The Panasonic WT60 LED-LCD TV.
The Panasonic WT60 LED-LCD TV.

Even more useful is the company’s Voice Guidance feature, built into the majority of its LED-LCD and plasma TVs, which reads out various TV menu functions and the text of Web pages. Combined with Panasonic TVs’ existing support for audio description, the new range of VIERAs may have a unique appeal to blind or vision-impaired buyers.

Panasonic TVs 2013: Apps

The streamlined interface and speech-to-text-to-speech features comprise the majority of Panasonic’s Smart update; no new streaming partnerships or exclusive apps deals were announced. It is still possible that Panasonic’s TVs will support the no-contract Foxtel Play subscription Internet TV service upon its launch in June, although this is looking less and less likely.

The Panasonic DT60A LED-LCD TV.
The Panasonic DT60A LED-LCD TV.

Panasonic’s app environment, the VIERA Connect Market, is reasonably strong despite being smaller than LG or Samsung or Sony’s; video streaming major players in Quickflix, BigPond Movies on Demand, ABC iView, SBS On Demand are all available. Panasonic has a ‘Swipe and Share’ feature included in its Image App for iOS and Android that lets users display photos, video, and other content from their smartphone or tablet directly on a TV screen with a simple flick.

Panasonic TVs 2013: Picture quality

Panasonic’s plasmas have had their annual boost in image quality thanks to the company’s research — this year plasma TV buyers can expect ‘Focused Field Drive’ refresh rates up to 3,000Hz, more steps of gradation for smoother colours and a higher range of brightness, and a wider colour gamut courtesy of red phosphor improvements.

The Panasonic VT60A plasma TV.
The Panasonic VT60A plasma TV.

LED-LCD panels benefit from improvements in backlight scanning on premium models, promising to remove flicker through a more complicated lighting setup — the premium WT60 claims a 3,600Hz backlight scanning rate that should approach plasma in terms of moving image clarity. The top WT60 and DT60 series LED TVs have a Super Clear Resolution processor that promises to improve the quality of HD and lower resolution content compared to past models.

Panasonic TVs 2013: Range and pricing

Panasonic 2013 VIERA LED-LCD TVs:

None
None
None
None
None
None
None

Panasonic 2013 VIERA Plasma TVs:

None
None
None

Keep up with the latest tech news, reviews and previews by subscribing to the Good Gear Guide newsletter.
Campbell Simpson

Campbell Simpson

PC World

1 Comment

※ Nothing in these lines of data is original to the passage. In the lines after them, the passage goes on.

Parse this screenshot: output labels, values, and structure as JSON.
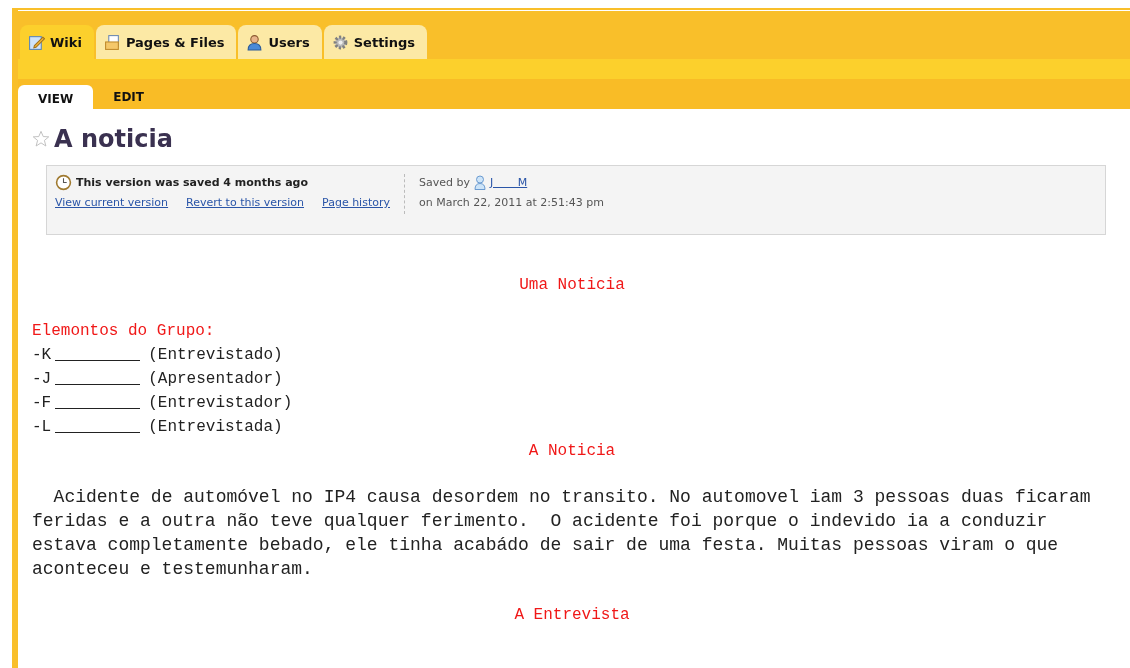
{
  "tabs": [
    {
      "label": "Wiki",
      "kind": "wiki",
      "selected": true
    },
    {
      "label": "Pages & Files",
      "kind": "pages",
      "selected": false
    },
    {
      "label": "Users",
      "kind": "users",
      "selected": false
    },
    {
      "label": "Settings",
      "kind": "settings",
      "selected": false
    }
  ],
  "subtabs": [
    {
      "label": "VIEW",
      "selected": true
    },
    {
      "label": "EDIT",
      "selected": false
    }
  ],
  "page": {
    "title": "A noticia",
    "starred": false
  },
  "version_box": {
    "notice": "This version was saved 4 months ago",
    "links": [
      "View current version",
      "Revert to this version",
      "Page history"
    ],
    "saved_by_label": "Saved by",
    "saved_by_user": "J       M",
    "saved_on": "on March 22, 2011 at 2:51:43 pm"
  },
  "content": {
    "heading": "Uma Noticia",
    "group_title": "Elemontos do Grupo:",
    "members": [
      {
        "initial": "-K",
        "role": "(Entrevistado)"
      },
      {
        "initial": "-J",
        "role": "(Apresentador)"
      },
      {
        "initial": "-F",
        "role": "(Entrevistador)"
      },
      {
        "initial": "-L",
        "role": "(Entrevistada)"
      }
    ],
    "news_heading": "A Noticia",
    "paragraph": "  Acidente de automóvel no IP4 causa desordem no transito. No automovel iam 3 pessoas duas ficaram feridas e a outra não teve qualquer ferimento.  O acidente foi porque o indevido ia a conduzir estava completamente bebado, ele tinha acabádo de sair de uma festa. Muitas pessoas viram o que aconteceu e testemunharam.",
    "interview_heading": "A Entrevista"
  }
}
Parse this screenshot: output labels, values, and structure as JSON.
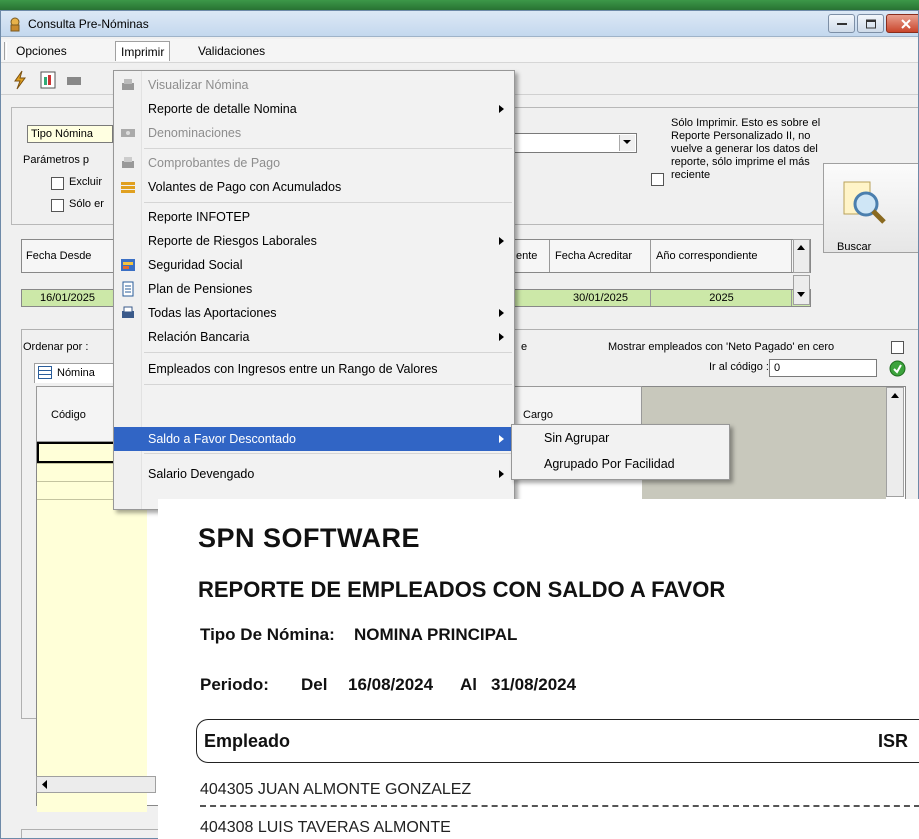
{
  "window": {
    "title": "Consulta Pre-Nóminas"
  },
  "menubar": {
    "items": [
      "Opciones",
      "Imprimir",
      "Validaciones"
    ]
  },
  "dropdown": {
    "items": [
      {
        "label": "Visualizar Nómina",
        "disabled": true,
        "icon": "print-icon",
        "submenu": false
      },
      {
        "label": "Reporte de detalle Nomina",
        "disabled": false,
        "icon": "",
        "submenu": true
      },
      {
        "label": "Denominaciones",
        "disabled": true,
        "icon": "cash-icon",
        "submenu": false
      },
      {
        "label": "Comprobantes de Pago",
        "disabled": true,
        "icon": "printer-icon",
        "submenu": false
      },
      {
        "label": "Volantes de Pago con Acumulados",
        "disabled": false,
        "icon": "money-stack-icon",
        "submenu": false
      },
      {
        "label": "Reporte INFOTEP",
        "disabled": false,
        "icon": "",
        "submenu": false
      },
      {
        "label": "Reporte de Riesgos Laborales",
        "disabled": false,
        "icon": "",
        "submenu": true
      },
      {
        "label": "Seguridad Social",
        "disabled": false,
        "icon": "security-icon",
        "submenu": false
      },
      {
        "label": "Plan de Pensiones",
        "disabled": false,
        "icon": "document-icon",
        "submenu": false
      },
      {
        "label": "Todas las Aportaciones",
        "disabled": false,
        "icon": "printer-icon",
        "submenu": true
      },
      {
        "label": "Relación Bancaria",
        "disabled": false,
        "icon": "",
        "submenu": true
      },
      {
        "label": "Empleados con Ingresos entre un Rango de Valores",
        "disabled": false,
        "icon": "",
        "submenu": false
      },
      {
        "label": "Saldo a Favor Descontado",
        "disabled": false,
        "icon": "",
        "submenu": true,
        "highlighted": true
      },
      {
        "label": "Salario Devengado",
        "disabled": false,
        "icon": "",
        "submenu": true
      }
    ]
  },
  "submenu": {
    "items": [
      "Sin Agrupar",
      "Agrupado Por Facilidad"
    ]
  },
  "filters": {
    "tipo_nomina_label": "Tipo Nómina",
    "params_label": "Parámetros p",
    "excluir_label": "Excluir",
    "solo_label": "Sólo er",
    "note": "Sólo Imprimir. Esto es sobre el Reporte Personalizado II, no vuelve a generar los datos del reporte, sólo imprime el más reciente",
    "buscar_label": "Buscar"
  },
  "period_grid": {
    "headers": [
      "Fecha Desde",
      "ente",
      "Fecha Acreditar",
      "Año correspondiente"
    ],
    "row": [
      "16/01/2025",
      "30/01/2025",
      "2025"
    ]
  },
  "employees": {
    "ordenar_label": "Ordenar por :",
    "ordenar_suffix": "e",
    "mostrar_label": "Mostrar empleados con 'Neto Pagado' en cero",
    "ir_label": "Ir al código :",
    "ir_value": "0",
    "tab_label": "Nómina",
    "col_codigo": "Código",
    "col_cargo": "Cargo"
  },
  "report": {
    "company": "SPN SOFTWARE",
    "title": "REPORTE DE EMPLEADOS CON SALDO A FAVOR",
    "tipo_label": "Tipo De Nómina:",
    "tipo_value": "NOMINA PRINCIPAL",
    "periodo_label": "Periodo:",
    "periodo_del": "Del",
    "periodo_from": "16/08/2024",
    "periodo_al": "Al",
    "periodo_to": "31/08/2024",
    "col_empleado": "Empleado",
    "col_isr": "ISR",
    "rows": [
      "404305 JUAN ALMONTE GONZALEZ",
      "404308 LUIS TAVERAS ALMONTE"
    ]
  }
}
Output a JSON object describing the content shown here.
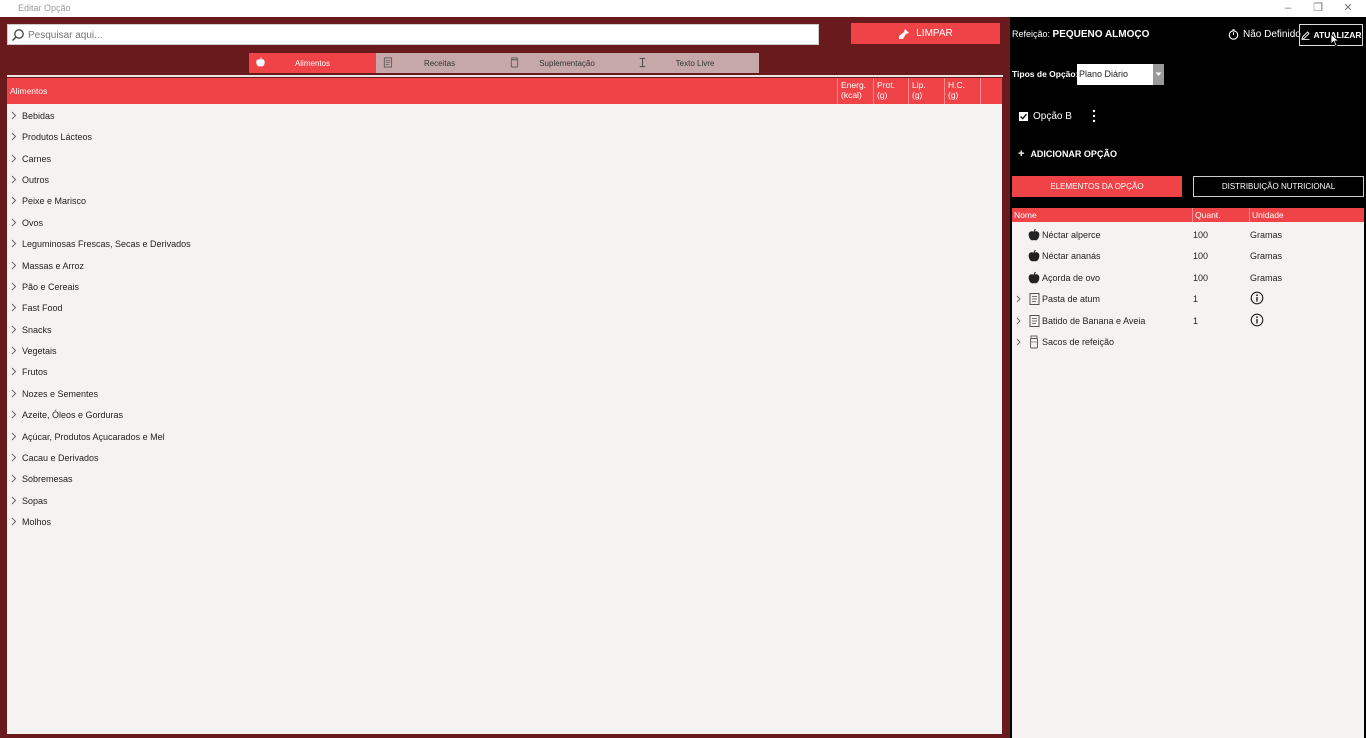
{
  "window": {
    "title": "Editar Opção"
  },
  "search": {
    "placeholder": "Pesquisar aqui..."
  },
  "limpar_label": "LIMPAR",
  "tabs": [
    {
      "label": "Alimentos",
      "icon": "apple-icon",
      "active": true
    },
    {
      "label": "Receitas",
      "icon": "recipe-icon",
      "active": false
    },
    {
      "label": "Suplementação",
      "icon": "jar-icon",
      "active": false
    },
    {
      "label": "Texto Livre",
      "icon": "text-cursor-icon",
      "active": false
    }
  ],
  "foods_table": {
    "headers": {
      "name": "Alimentos",
      "energ": "Energ.",
      "energ_unit": "(kcal)",
      "prot": "Prot.",
      "prot_unit": "(g)",
      "lip": "Lip.",
      "lip_unit": "(g)",
      "hc": "H.C.",
      "hc_unit": "(g)"
    },
    "categories": [
      "Bebidas",
      "Produtos Lácteos",
      "Carnes",
      "Outros",
      "Peixe e Marisco",
      "Ovos",
      "Leguminosas Frescas, Secas e Derivados",
      "Massas e Arroz",
      "Pão e Cereais",
      "Fast Food",
      "Snacks",
      "Vegetais",
      "Frutos",
      "Nozes e Sementes",
      "Azeite, Óleos e Gorduras",
      "Açúcar, Produtos Açucarados e Mel",
      "Cacau e Derivados",
      "Sobremesas",
      "Sopas",
      "Molhos"
    ]
  },
  "meal": {
    "label": "Refeição:",
    "name": "PEQUENO ALMOÇO",
    "time": "Não Definido",
    "update_label": "ATUALIZAR"
  },
  "option_type": {
    "label": "Tipos de Opção:",
    "value": "Plano Diário"
  },
  "option": {
    "label": "Opção B",
    "checked": true
  },
  "add_option_label": "ADICIONAR OPÇÃO",
  "subtabs": {
    "elements": "ELEMENTOS DA OPÇÃO",
    "distribution": "DISTRIBUIÇÃO NUTRICIONAL"
  },
  "elements_table": {
    "headers": {
      "name": "Nome",
      "quant": "Quant.",
      "unit": "Unidade"
    },
    "rows": [
      {
        "name": "Néctar alperce",
        "icon": "apple-icon",
        "quant": "100",
        "unit": "Gramas",
        "expandable": false
      },
      {
        "name": "Néctar ananás",
        "icon": "apple-icon",
        "quant": "100",
        "unit": "Gramas",
        "expandable": false
      },
      {
        "name": "Açorda de ovo",
        "icon": "apple-icon",
        "quant": "100",
        "unit": "Gramas",
        "expandable": false
      },
      {
        "name": "Pasta de atum",
        "icon": "recipe-icon",
        "quant": "1",
        "unit": "info-icon",
        "expandable": true
      },
      {
        "name": "Batido de Banana e Aveia",
        "icon": "recipe-icon",
        "quant": "1",
        "unit": "info-icon",
        "expandable": true
      },
      {
        "name": "Sacos de refeição",
        "icon": "jar-icon",
        "quant": "",
        "unit": "",
        "expandable": true
      }
    ]
  },
  "colors": {
    "accent": "#ef4348",
    "panel_dark": "#681a1d",
    "right_bg": "#000000",
    "table_bg": "#f4f3f1"
  }
}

Conrad

1

Excellent break down, the VT60 looks superb and I'm sure it has the picture quality to match

Comments are now closed.

Latest News Articles

Most Popular Articles

Follow Us

GGG Evaluation Team

Kathy Cassidy

STYLISTIC Q702

First impression on unpacking the Q702 test unit was the solid feel and clean, minimalist styling.

Anthony Grifoni

STYLISTIC Q572

For work use, Microsoft Word and Excel programs pre-installed on the device are adequate for preparing short documents.

Steph Mundell

LIFEBOOK UH574

The Fujitsu LifeBook UH574 allowed for great mobility without being obnoxiously heavy or clunky. Its twelve hours of battery life did not disappoint.

Andrew Mitsi

STYLISTIC Q702

The screen was particularly good. It is bright and visible from most angles, however heat is an issue, particularly around the Windows button on the front, and on the back where the battery housing is located.

Simon Harriott

STYLISTIC Q702

My first impression after unboxing the Q702 is that it is a nice looking unit. Styling is somewhat minimalist but very effective. The tablet part, once detached, has a nice weight, and no buttons or switches are located in awkward or intrusive positions.

Resources

Best Deals on GoodGearGuide

Latest Jobs

Don’t have an account? Sign up here

Don't have an account? Sign up now

Forgot password?